Friday, May 30, 2008

Hypermiling

As gas approaches a national average of $4 per gallon, everyone is looking for ways to reduce fuel costs. The most obvious solution is to purchase a more efficient car, possibly a hybrid. But if you have to buy a new car to achieve greater fuel economy, are you really saving any money? Probably not. Hybrids ain't cheap and trading in one car for another is almost always a big money loser (and often counter-productive).

So what to do? How about fixing the way you drive right now and saving just as much gas as you would by switching to a hybrid? You need to try hypermiling. Hypermiling is pretty simple actually. The gist of the concept is that you should change the way you drive to be more efficient. Accelerate more slowly. Use your brakes less. Try to avoid red lights. And most importantly, track your fuel economy so you can see how you're doing! According to CNN, if you follow the basic steps outlined at hypermiling.com, you can increase your gas mileage by 35 percent. If you get really serious, you can be like this guy and get 70 mpg out of your Honda Civic (OK, that requires a bit of body work as well)!

One really cool side benefit of hypermiling, is that some of the techniques can actually reduce traffic congestion, helping everyone on the road, not just you. If that sounds preposterous, check out this paper on reducing "traffic waves" by maintaining a generous gap with the cars in front of you. If you keep at least a two-second gap, you can greatly reduce the number of times you have to quickly brake. Each time you brake in traffic, you force the car behind you to brake as well, and the car behind them, etc. Every time that happens, it compresses traffic at that spot, making a small, compressed "wave" in the flow of cars. If you instead cruise along with a buffer in front of you, you can ignore some of the annoying little stops that you normally encounter in heavy traffic. If you don't have to brake, then neither do the cars behind you - suddenly that "wave" of slowed (or stopped) cars goes away. Just one car can make a huge difference. Read the article to get a clearer picture, because it can be a bit difficult to describe.

Sunday, May 18, 2008

$2.99 Gas for 3 Years

How would you like to pay $3 per gallon for gas for the next three years? Steven Levitt's Freakonomics blog introduces this as new deal for Chrysler customers. Basically, this is just one of a handful of "financing" deals Chrysler customers could choose. So, if they want the deal on gas, they'll have to pass up the normal cash back or lower loan rates they might have otherwise taken.

I agree with Levitt that this appears to be a brilliant marketing ploy by Chrysler. I find it hard to believe that it'll cost Chrysler any more than its other incentives. (In fact, I'd bet it ends up costing them less per customer.) And the price of gas is constantly in the news, perhaps inflating its importance in drivers' eyes. So, maybe this promotion gets some incremental car buyers in Chrysler showrooms.
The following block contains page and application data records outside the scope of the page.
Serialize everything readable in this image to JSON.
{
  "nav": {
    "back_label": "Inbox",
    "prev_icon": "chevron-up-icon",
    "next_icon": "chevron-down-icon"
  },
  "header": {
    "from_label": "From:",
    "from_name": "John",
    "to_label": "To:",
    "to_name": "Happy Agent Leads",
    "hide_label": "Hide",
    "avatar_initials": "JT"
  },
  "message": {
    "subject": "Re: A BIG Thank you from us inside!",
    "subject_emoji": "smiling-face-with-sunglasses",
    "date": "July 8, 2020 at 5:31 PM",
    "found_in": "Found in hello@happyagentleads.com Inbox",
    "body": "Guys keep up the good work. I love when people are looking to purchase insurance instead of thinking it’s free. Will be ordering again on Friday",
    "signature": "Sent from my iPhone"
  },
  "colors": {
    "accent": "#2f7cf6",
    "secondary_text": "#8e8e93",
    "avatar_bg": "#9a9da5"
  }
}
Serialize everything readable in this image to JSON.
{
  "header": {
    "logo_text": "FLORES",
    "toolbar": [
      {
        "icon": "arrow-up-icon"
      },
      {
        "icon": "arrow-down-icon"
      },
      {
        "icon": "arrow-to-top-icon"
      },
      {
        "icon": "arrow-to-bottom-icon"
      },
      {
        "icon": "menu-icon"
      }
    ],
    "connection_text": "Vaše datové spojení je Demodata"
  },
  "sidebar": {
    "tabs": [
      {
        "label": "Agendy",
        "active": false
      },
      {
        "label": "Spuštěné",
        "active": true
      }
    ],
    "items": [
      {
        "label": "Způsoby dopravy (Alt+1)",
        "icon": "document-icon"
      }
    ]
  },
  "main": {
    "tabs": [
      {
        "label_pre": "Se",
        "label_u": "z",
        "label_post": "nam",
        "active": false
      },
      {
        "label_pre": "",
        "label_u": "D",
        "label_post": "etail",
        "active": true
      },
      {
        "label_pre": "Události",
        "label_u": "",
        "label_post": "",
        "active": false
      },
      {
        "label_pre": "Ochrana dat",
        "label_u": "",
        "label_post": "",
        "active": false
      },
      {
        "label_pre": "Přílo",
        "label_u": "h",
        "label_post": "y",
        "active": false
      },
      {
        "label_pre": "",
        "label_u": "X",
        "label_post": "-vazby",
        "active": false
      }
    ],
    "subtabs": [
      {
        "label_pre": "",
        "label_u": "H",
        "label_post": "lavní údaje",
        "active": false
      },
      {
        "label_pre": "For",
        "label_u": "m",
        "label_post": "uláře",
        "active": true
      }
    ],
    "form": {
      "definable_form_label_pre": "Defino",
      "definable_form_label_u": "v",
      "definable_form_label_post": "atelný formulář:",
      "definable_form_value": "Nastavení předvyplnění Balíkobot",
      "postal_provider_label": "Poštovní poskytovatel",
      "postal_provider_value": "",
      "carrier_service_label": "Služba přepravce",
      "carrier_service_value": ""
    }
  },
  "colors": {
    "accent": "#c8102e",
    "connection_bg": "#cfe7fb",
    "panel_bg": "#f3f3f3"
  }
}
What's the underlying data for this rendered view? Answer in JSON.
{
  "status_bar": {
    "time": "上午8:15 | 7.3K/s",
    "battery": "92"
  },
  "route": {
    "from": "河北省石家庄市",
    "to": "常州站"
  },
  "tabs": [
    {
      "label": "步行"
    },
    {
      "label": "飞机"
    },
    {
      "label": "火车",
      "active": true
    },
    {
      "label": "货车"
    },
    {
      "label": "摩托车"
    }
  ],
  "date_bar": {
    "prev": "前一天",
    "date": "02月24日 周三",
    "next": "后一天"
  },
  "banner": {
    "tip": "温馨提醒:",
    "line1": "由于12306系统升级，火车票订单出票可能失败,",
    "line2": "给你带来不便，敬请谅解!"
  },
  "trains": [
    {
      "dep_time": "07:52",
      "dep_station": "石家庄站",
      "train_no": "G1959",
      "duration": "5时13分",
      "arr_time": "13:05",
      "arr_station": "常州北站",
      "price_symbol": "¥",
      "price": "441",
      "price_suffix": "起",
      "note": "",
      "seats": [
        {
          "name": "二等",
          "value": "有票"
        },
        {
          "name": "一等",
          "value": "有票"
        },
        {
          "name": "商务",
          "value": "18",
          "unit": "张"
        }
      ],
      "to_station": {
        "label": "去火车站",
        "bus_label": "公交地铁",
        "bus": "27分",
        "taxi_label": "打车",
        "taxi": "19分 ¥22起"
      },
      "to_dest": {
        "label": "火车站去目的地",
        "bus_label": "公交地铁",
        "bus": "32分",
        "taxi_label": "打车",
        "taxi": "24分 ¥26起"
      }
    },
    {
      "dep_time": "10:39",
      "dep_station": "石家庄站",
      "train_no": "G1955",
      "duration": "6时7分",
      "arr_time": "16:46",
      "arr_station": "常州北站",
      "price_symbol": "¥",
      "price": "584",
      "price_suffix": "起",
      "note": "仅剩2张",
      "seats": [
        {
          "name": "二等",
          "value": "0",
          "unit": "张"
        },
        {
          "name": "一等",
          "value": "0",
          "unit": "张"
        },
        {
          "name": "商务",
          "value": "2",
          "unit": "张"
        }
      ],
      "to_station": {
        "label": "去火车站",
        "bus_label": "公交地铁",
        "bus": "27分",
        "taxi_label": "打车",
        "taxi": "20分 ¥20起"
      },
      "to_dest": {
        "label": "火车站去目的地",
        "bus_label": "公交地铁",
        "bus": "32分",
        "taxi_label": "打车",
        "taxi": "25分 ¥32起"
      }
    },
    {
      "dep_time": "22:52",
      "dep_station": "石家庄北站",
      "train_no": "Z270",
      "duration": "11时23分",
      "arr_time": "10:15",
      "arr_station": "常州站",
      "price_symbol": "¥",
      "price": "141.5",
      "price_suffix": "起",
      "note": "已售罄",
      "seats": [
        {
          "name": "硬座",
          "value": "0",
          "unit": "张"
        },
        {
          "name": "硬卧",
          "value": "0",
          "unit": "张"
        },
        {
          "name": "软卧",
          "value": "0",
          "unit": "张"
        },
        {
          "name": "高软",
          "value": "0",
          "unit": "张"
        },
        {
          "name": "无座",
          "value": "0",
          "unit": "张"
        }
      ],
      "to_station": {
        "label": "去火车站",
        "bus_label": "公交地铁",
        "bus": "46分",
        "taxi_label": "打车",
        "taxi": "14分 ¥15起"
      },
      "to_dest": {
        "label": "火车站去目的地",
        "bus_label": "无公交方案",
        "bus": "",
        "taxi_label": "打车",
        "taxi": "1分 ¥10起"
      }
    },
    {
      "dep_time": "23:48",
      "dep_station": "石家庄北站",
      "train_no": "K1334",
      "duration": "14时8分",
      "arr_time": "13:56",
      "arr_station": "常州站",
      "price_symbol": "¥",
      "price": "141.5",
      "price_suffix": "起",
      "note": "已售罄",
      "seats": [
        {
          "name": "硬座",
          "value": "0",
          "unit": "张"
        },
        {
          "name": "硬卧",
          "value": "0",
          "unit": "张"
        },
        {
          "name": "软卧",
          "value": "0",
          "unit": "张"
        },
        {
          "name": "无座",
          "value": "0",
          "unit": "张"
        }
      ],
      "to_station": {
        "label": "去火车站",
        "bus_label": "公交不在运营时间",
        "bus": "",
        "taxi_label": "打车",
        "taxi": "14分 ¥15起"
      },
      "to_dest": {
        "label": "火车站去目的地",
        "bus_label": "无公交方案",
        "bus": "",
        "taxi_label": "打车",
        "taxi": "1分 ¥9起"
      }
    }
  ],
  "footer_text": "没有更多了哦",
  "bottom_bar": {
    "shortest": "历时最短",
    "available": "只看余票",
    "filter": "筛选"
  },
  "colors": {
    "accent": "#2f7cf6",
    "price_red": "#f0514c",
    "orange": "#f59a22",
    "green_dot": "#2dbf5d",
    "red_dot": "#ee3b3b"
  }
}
Saturday, May 3, 2008

Nissan's Carlos Ghosn Bullish on EVs

TWSJ reported yesterday that Nissan plans to introduce electric vehicles (EVs) to the U.S. and Japanese markets by 2010, and globally by 2012.

The article cites some interesting comments by Nissan's CEO, Carlos Ghosn, as well. Specifically, Ghosn is preparing Nissan for what he believes will be a "mass market" for EVs in 2012. His belief stems from expectations for continued high oil prices, increased environmental awareness by consumers, and breakthroughs in battery technologies.

Interestingly, he also sizes the initial EV market around 10 million vehicles, the number of vehicles used for shorter commutes in big cities around the world.